App and web page records:
------------

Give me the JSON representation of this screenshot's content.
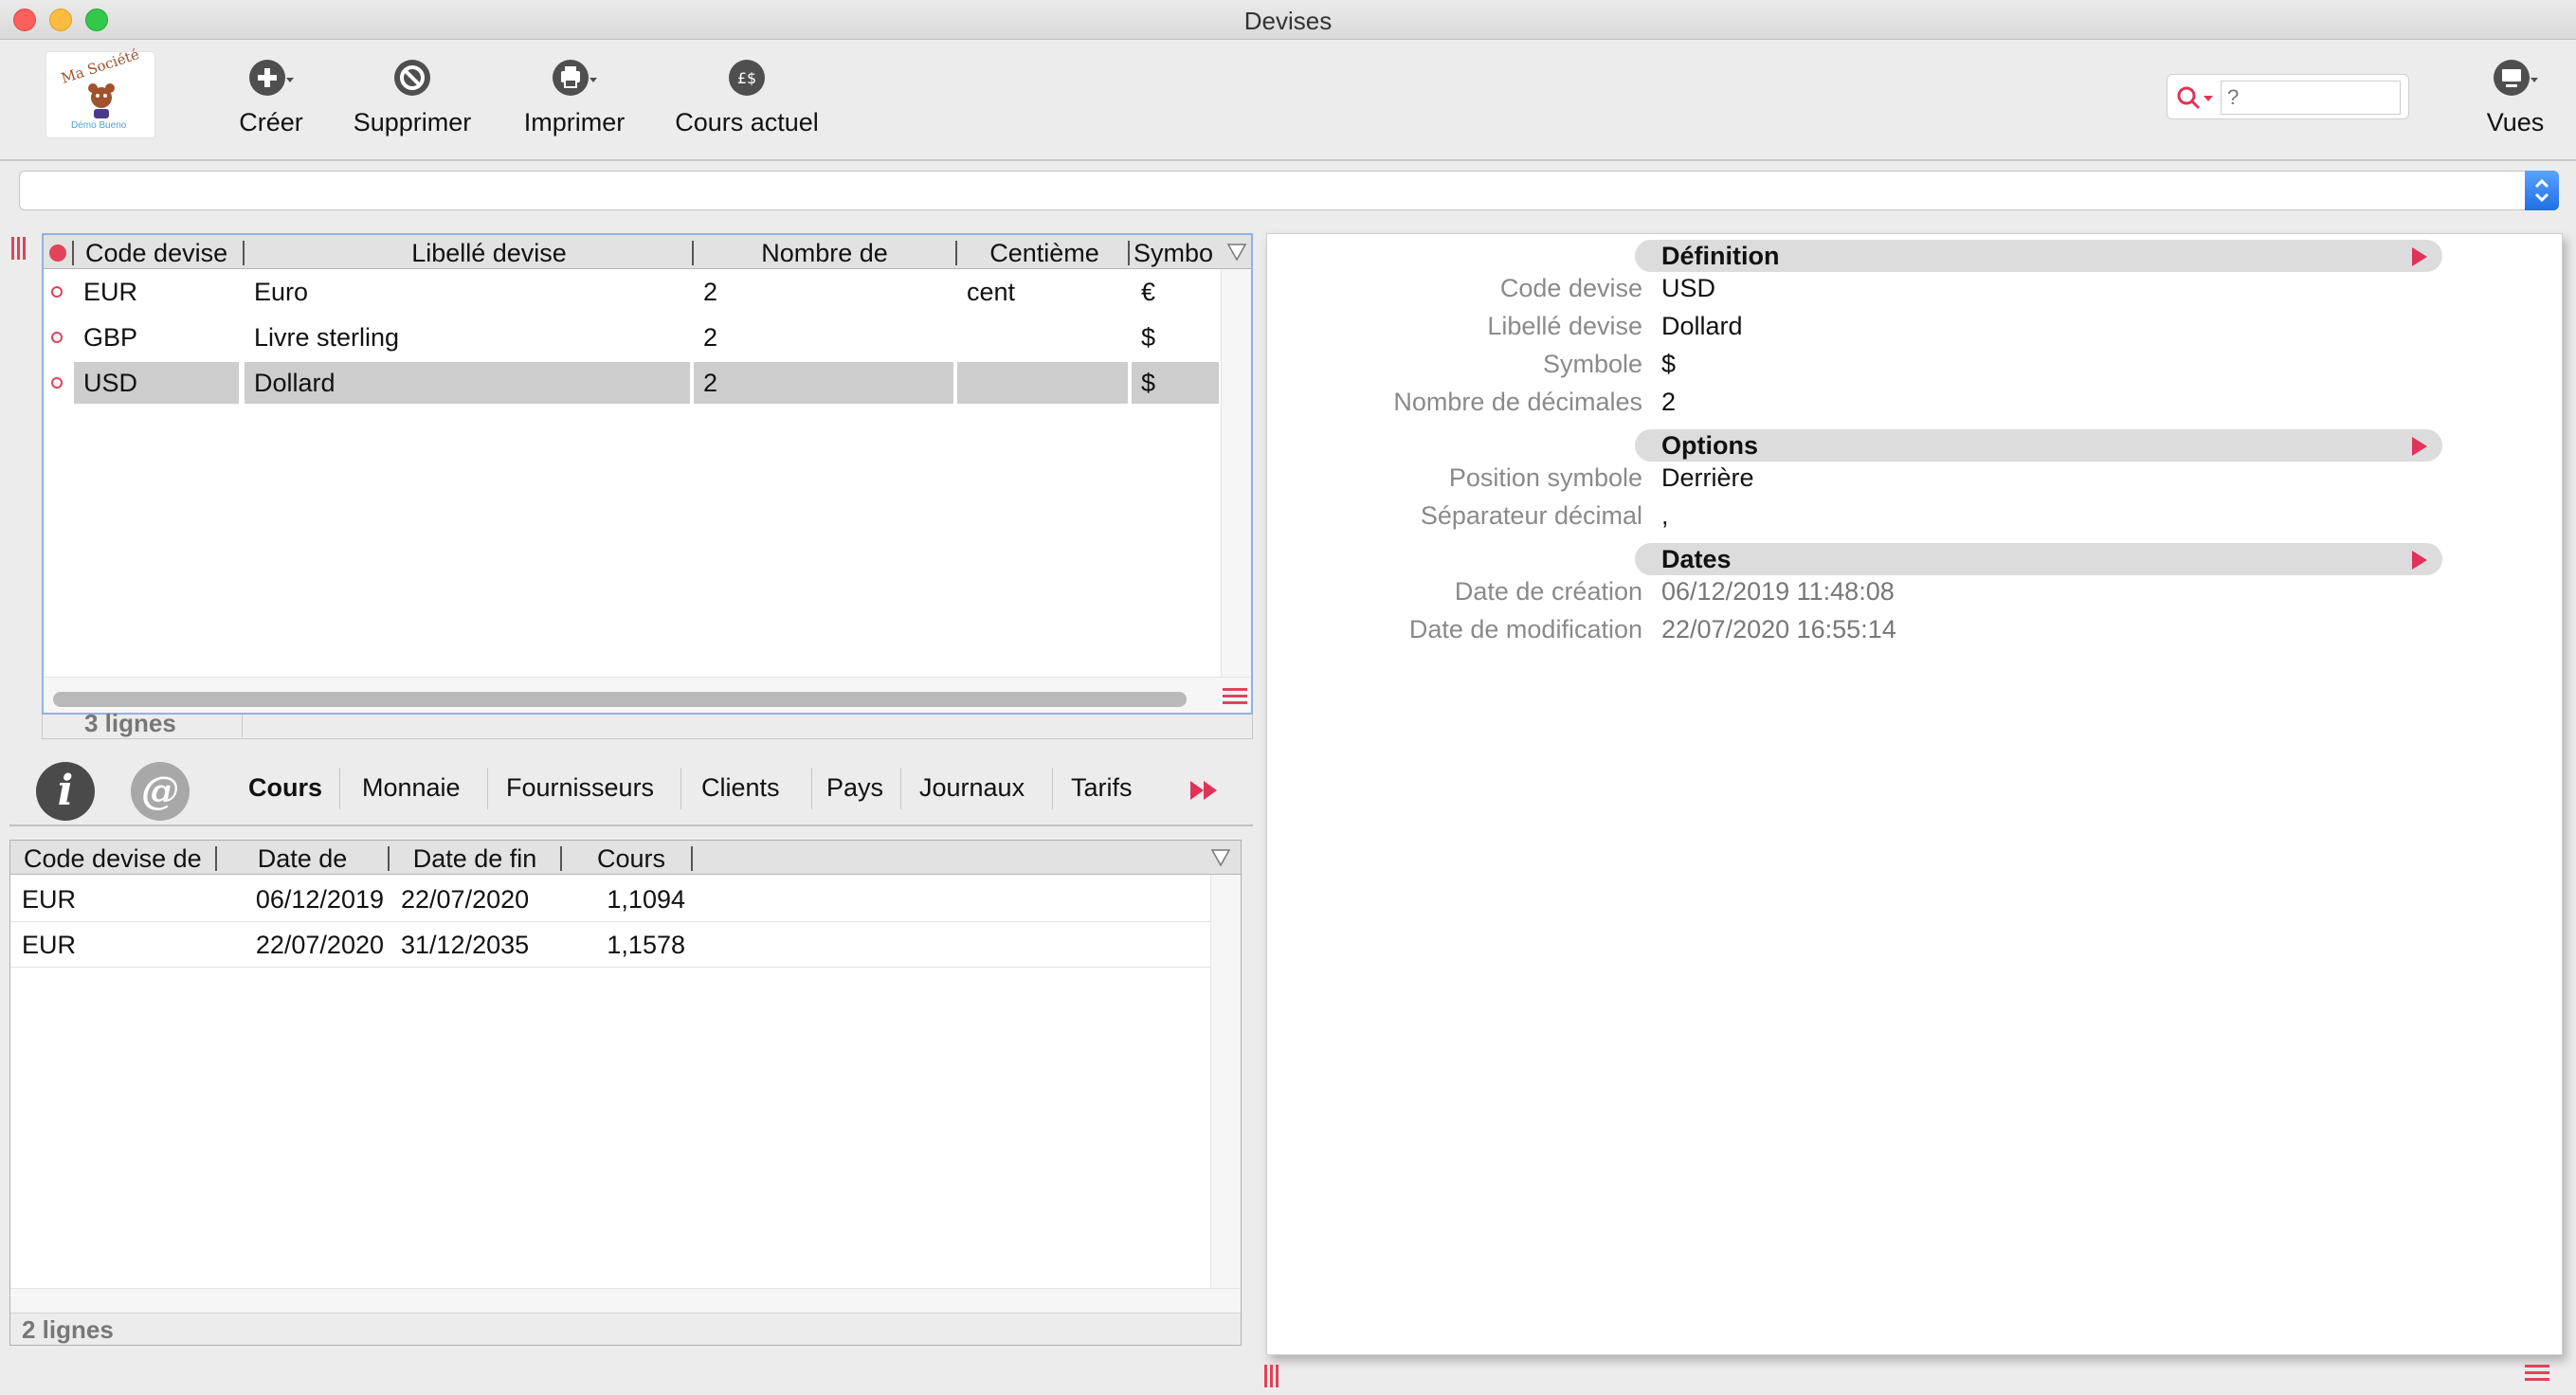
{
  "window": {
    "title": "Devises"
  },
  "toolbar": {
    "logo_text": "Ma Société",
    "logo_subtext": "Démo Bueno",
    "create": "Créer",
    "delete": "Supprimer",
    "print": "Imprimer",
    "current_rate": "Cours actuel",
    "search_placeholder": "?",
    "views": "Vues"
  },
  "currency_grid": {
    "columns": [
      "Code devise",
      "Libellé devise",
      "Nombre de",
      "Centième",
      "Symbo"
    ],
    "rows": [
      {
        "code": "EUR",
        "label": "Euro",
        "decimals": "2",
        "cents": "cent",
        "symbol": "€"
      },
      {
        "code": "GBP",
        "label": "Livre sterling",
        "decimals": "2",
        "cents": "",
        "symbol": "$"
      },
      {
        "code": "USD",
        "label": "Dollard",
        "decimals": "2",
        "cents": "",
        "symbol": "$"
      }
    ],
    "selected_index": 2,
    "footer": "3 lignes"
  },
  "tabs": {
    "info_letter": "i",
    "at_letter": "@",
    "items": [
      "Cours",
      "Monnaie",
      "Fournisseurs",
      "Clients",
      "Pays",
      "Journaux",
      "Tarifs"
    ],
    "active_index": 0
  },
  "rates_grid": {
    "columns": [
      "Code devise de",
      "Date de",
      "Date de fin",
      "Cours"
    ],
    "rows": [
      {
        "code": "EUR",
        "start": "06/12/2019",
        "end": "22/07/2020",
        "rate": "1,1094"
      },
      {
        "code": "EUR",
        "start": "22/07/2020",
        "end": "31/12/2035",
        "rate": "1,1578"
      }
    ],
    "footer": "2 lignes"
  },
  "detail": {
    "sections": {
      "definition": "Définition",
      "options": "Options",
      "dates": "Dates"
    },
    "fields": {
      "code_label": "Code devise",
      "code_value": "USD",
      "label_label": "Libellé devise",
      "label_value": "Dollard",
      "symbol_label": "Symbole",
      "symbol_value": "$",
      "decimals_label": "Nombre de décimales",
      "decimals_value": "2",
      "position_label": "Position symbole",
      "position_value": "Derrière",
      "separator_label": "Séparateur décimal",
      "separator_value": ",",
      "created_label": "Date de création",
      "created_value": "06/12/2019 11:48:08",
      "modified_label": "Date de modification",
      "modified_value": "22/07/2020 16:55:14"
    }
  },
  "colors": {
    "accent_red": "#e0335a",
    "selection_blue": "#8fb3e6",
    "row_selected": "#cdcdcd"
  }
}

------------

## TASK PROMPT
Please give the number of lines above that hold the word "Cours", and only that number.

## EXERCISE OUTPUT
3